MARTIN: Can you understand why they are feeling angry right now? And how do you address their concerns as their mayor?
BARKAT: Well, first of all, my residents, I care about them all equally. All the children are my children. We are improving the quality of life of all of our residents. I'm committed to serve them. By the way, in Jerusalem, of course, you probably know we have freedom of religion, freedom of movement. In one square kilometer in the ancient city of Jerusalem, you have more functioning churches, mosques and synagogues than anywhere in the world. And we're very, very committed to serving all of our residents and maintaining that freedom that does not exist in our neighboring countries in the Middle East. So we're totally committed to serve them as residents, and we will continue doing so.
MARTIN: Although there are many Palestinians who feel marginalized in your city - for example, our own reporter there, Daniel Estrin, reports that many have had their residency permits revoked. So they don't feel as you think they feel. Many of them do feel excluded.
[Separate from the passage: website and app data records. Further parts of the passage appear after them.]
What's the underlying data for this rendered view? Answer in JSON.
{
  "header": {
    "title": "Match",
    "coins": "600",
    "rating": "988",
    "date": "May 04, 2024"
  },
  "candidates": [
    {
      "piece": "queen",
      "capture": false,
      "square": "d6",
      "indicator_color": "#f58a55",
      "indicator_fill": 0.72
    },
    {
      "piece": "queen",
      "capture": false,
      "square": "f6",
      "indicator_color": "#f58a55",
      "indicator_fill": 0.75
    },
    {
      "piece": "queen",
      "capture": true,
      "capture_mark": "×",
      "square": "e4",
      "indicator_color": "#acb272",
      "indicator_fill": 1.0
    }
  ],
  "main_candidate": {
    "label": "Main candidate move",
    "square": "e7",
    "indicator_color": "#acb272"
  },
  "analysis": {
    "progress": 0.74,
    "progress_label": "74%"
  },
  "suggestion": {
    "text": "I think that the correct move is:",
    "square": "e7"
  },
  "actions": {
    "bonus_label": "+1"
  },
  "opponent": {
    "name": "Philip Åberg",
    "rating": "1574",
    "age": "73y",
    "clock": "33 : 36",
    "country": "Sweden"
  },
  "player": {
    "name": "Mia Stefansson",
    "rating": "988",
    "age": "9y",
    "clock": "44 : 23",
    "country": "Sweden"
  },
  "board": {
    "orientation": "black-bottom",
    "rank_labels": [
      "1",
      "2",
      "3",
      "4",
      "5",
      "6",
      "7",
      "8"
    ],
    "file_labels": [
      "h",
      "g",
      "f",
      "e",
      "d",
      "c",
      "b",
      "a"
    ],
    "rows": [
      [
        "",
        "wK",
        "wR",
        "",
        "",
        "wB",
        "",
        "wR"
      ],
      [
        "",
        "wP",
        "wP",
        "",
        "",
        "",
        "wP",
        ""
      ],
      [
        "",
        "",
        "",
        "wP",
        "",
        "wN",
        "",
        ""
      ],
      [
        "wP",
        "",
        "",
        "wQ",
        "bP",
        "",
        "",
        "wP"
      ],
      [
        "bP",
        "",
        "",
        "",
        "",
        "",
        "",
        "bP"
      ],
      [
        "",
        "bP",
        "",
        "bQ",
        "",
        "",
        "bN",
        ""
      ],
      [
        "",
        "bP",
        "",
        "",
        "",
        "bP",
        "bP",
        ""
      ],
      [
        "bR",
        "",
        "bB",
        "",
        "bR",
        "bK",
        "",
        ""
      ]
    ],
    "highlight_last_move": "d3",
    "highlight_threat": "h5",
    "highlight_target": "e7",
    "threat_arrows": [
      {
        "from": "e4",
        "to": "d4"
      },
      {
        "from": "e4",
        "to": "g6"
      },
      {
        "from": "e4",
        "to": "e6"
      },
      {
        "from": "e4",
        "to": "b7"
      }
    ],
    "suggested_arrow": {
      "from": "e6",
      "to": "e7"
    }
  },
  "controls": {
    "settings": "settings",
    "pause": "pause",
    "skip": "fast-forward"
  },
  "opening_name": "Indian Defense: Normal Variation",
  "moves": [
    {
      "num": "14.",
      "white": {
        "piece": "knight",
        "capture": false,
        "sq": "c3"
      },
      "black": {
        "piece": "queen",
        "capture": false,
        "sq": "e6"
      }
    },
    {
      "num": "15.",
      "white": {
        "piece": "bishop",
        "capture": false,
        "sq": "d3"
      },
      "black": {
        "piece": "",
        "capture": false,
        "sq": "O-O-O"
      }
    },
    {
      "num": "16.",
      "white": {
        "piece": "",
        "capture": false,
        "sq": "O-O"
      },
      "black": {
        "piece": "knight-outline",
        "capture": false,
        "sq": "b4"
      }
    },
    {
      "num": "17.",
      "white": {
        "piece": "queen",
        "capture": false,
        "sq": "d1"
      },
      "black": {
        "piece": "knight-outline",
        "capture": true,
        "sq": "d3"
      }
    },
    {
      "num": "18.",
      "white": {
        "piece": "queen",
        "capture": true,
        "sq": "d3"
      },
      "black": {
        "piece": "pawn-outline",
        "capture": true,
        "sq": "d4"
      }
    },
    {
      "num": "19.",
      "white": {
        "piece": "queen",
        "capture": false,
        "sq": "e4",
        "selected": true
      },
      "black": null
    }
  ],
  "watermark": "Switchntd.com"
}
BARKAT: I'm not aware of anybody that his residency was provoked (ph). On the contrary, there's more and more of the residents that are filing and want to become Israeli citizens. The numbers are growing year after year. The number of residents that choose the Israeli education system, which is far superior, is growing, and it's now close to 6,000. We are - I'm taking care of my residents, and I'm not aware of - I think, factually, this is probably not true. If anything, there is consensus in my city that we have to improve the quality of life for all residents, and I'll do everything I can to make that happen and serve my residents.
MARTIN: But do you believe that part of Jerusalem should be the capital of a future Palestinian state? Do you yourself support the idea of a two-state solution?
BARKAT: The answer's no, and I'll explain why. Jerusalem, 3,000 years ago, was not given to any tribe. It was the place - it was the inclusive place belonging to all people. It will never be divided in function. This is something that will never work. It never worked anywhere else in the world. It's a bad deal, and we must make sure that Jerusalem stays a united capital of the Jewish people where all residents get served equally, and honestly and fairly.
MARTIN: Nir Barkat is the mayor of Jerusalem. Thank you so much for your time this morning.
BARKAT: Thank you so much.
NPR transcripts are created on a rush deadline by Verb8tm, Inc., an NPR contractor, and produced using a proprietary transcription process developed with NPR. This text may not be in its final form and may be updated or revised in the future. Accuracy and availability may vary. The authoritative record of NPR’s programming is the audio record.